3. Leeds E. Rio de Janeiro. In: Koonings K, Dirk K, editors. Fractured cities: social exclusion, urban violence and contested spaces in Latin America. London: Verso. [In print].

4. Soares LE. Meu casaco de general: quinhentos dias no front da segurança pública do Rio de Janeiro. São Paulo: Companhia das Letras; 2000.

5. Minayo MCS, Souza ER, organizadores. Missão investigar: entre o ideal e a realidade de ser policial. Rio de Janeiro: Garamond; 2003.

6. Lemgruber J, Musumeci L, Cano I. Quem vigia os vigias? Rio de Janeiro: Record; 2003.

7. Cano I. Letalidade da ação policial no Rio de Janeiro. Rio de Janeiro: Iser; 1997.

8. Soares LE, Bill MV, Athayde C. Cabeça de porco. Rio de Janeiro: Objetiva; 2005.

9. Sento-Sé JT, organizador. Prevenção da violência: o papel das cidades. Rio de Janeiro: Civilização Brasileira, 2005.

10. Guindani M. A criação de um novo paradigma em Diadema. In: Sento-Sé JT, organizador. Prevenção da violência: o papel das cidades. Rio de Janeiro: Civilização Brasileira; 2005. p. 117-145.

11. Ramos S, Paiva A. Mídia e violência: como os jornais retratam a violência e a segurança pública no Brasil. Boletim Segurança e Cidadania 2005; 9:1-16.

12. Landim L, organizador. Sem fins lucrativos: as organizações não-governamentais no Brasil. Rio de Janeiro: Iser; 1988.

13. Pandolfi D, Grynzspan M, organizadores. A favela fala. Rio de Janeiro: FGV; 2003.

14. Neat P, Platt D. Culture is our weapon: AfroReggae in the favelas of Rio. London: Latin America Bureau; 2006.

15. Bill MV, Athayde C. Falcão: meninos do tráfico. Rio de Janeiro: Objetiva; 2006.

16. Júnior J. Da favela para o mundo: a história do Grupo Cultural AfroReggae. Rio de Janeiro: Aeroplano; 2003.

17. Yúdice G. A conveniência da cultura: usos da cultura na era global. Belo Horizonte: Ed. UFMG; 2004.

18. Ochoa AM. Entre los deseos y los derechos: un ensaio crítico sobre políticas culturales. Bogotá: Instituto Colombiano de Antropología e Historia; 2003.

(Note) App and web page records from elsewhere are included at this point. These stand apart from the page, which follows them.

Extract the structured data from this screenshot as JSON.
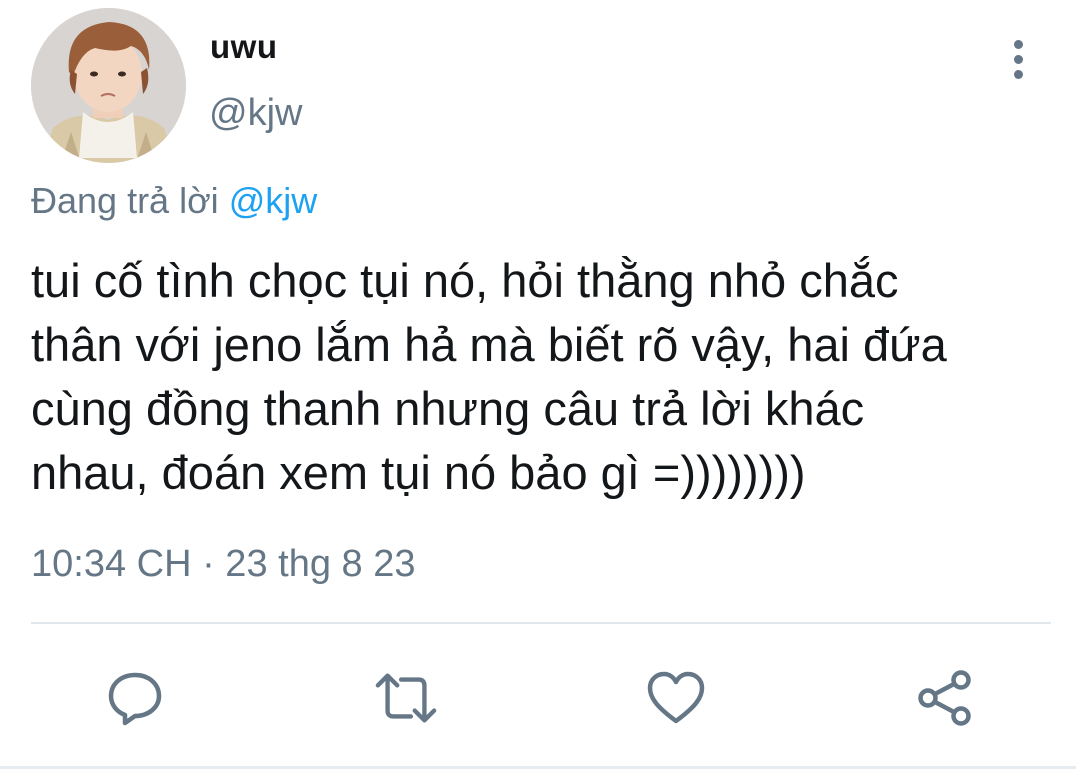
{
  "user": {
    "display_name": "uwu",
    "handle": "@kjw"
  },
  "reply": {
    "prefix": "Đang trả lời ",
    "mention": "@kjw"
  },
  "tweet": {
    "lines": [
      "tui cố tình chọc tụi nó, hỏi thằng nhỏ chắc",
      "thân với jeno lắm hả mà biết rõ vậy, hai đứa",
      "cùng đồng thanh nhưng câu trả lời khác",
      "nhau, đoán xem tụi nó bảo gì =))))))))"
    ],
    "timestamp": "10:34 CH · 23 thg 8 23"
  },
  "actions": {
    "reply_icon": "comment-icon",
    "retweet_icon": "retweet-icon",
    "like_icon": "heart-icon",
    "share_icon": "share-icon",
    "more_icon": "more-vertical-icon"
  },
  "colors": {
    "text": "#14171a",
    "secondary": "#657786",
    "accent": "#1da1f2",
    "divider": "#e1e8ed"
  }
}
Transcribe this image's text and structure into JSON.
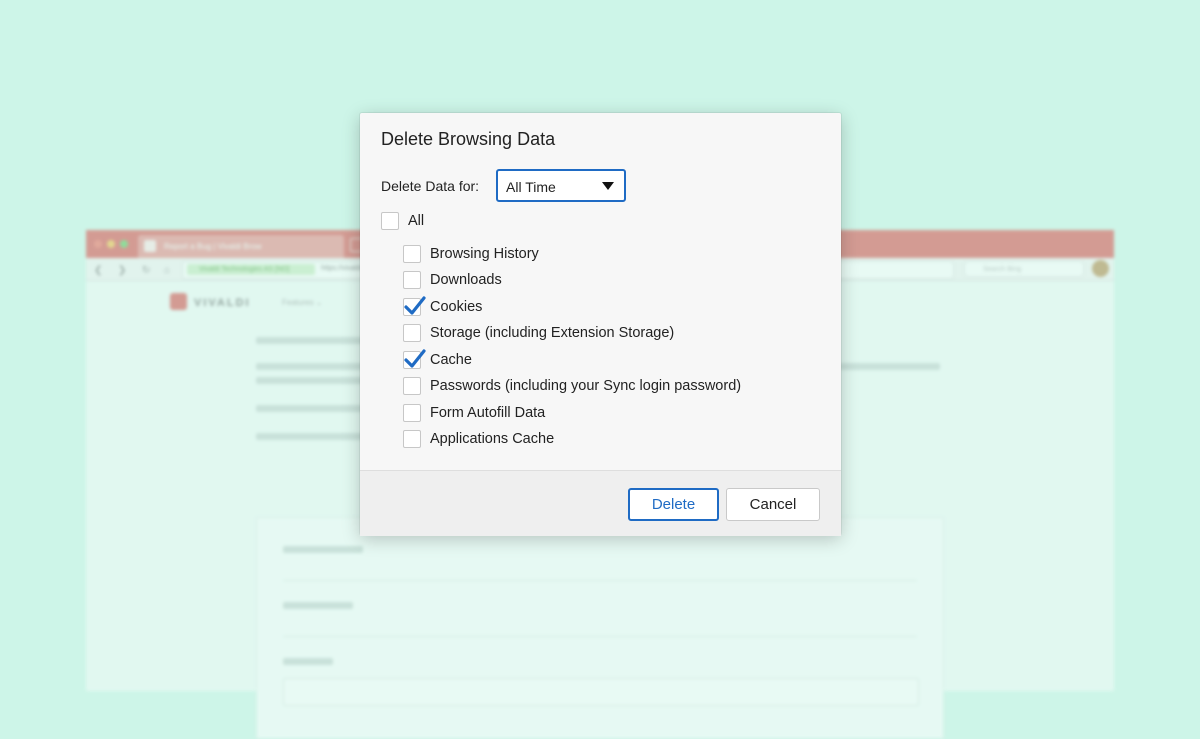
{
  "background_browser": {
    "tab_title": "Report a Bug | Vivaldi Brow",
    "secure_label": "Vivaldi Technologies AS [NO]",
    "url": "https://vivaldi.com/bugreport/",
    "search_placeholder": "Search Bing",
    "logo": "VIVALDI",
    "nav_features": "Features ⌄",
    "accent_color": "#d9534f"
  },
  "dialog": {
    "title": "Delete Browsing Data",
    "period_label": "Delete Data for:",
    "period_value": "All Time",
    "options": [
      {
        "label": "All",
        "checked": false
      },
      {
        "label": "Browsing History",
        "checked": false
      },
      {
        "label": "Downloads",
        "checked": false
      },
      {
        "label": "Cookies",
        "checked": true
      },
      {
        "label": "Storage (including Extension Storage)",
        "checked": false
      },
      {
        "label": "Cache",
        "checked": true
      },
      {
        "label": "Passwords (including your Sync login password)",
        "checked": false
      },
      {
        "label": "Form Autofill Data",
        "checked": false
      },
      {
        "label": "Applications Cache",
        "checked": false
      }
    ],
    "delete_label": "Delete",
    "cancel_label": "Cancel",
    "accent_color": "#1f6bc4"
  }
}
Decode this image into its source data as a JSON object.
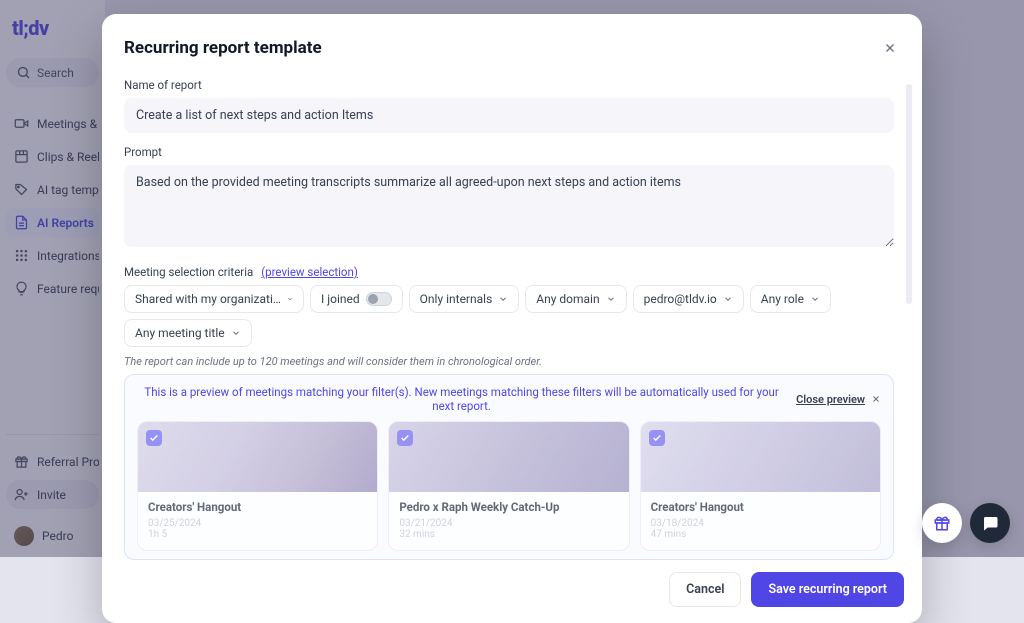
{
  "brand": "tl;dv",
  "search_label": "Search",
  "sidebar": {
    "items": [
      {
        "label": "Meetings & Fi"
      },
      {
        "label": "Clips & Reels"
      },
      {
        "label": "AI tag templ"
      },
      {
        "label": "AI Reports"
      },
      {
        "label": "Integrations"
      },
      {
        "label": "Feature requ"
      }
    ],
    "referral": "Referral Prog",
    "invite": "Invite",
    "user": "Pedro"
  },
  "modal": {
    "title": "Recurring report template",
    "name_label": "Name of report",
    "name_value": "Create a list of next steps and action Items",
    "prompt_label": "Prompt",
    "prompt_value": "Based on the provided meeting transcripts summarize all agreed-upon next steps and action items",
    "criteria_label": "Meeting selection criteria",
    "preview_link": "(preview selection)",
    "criteria": {
      "sharing": "Shared with my organizati…",
      "join": "I joined",
      "internal": "Only internals",
      "domain": "Any domain",
      "email": "pedro@tldv.io",
      "role": "Any role",
      "title": "Any meeting title"
    },
    "helper": "The report can include up to 120 meetings and will consider them in chronological order.",
    "banner_text": "This is a preview of meetings matching your filter(s). New meetings matching these filters will be automatically used for your next report.",
    "close_preview": "Close preview",
    "cards": [
      {
        "title": "Creators' Hangout",
        "date": "03/25/2024",
        "duration": "1h 5"
      },
      {
        "title": "Pedro x Raph Weekly Catch-Up",
        "date": "03/21/2024",
        "duration": "32 mins"
      },
      {
        "title": "Creators' Hangout",
        "date": "03/18/2024",
        "duration": "47 mins"
      }
    ],
    "cancel": "Cancel",
    "save": "Save recurring report"
  }
}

Article presented in 24/03/2006
Approved in 4/04/2006
Final version presented in 11/04/2006

ABRASCO - Associação Brasileira de Saúde Coletiva Rio de Janeiro - RJ - Brazil
E-mail: revscol@fiocruz.br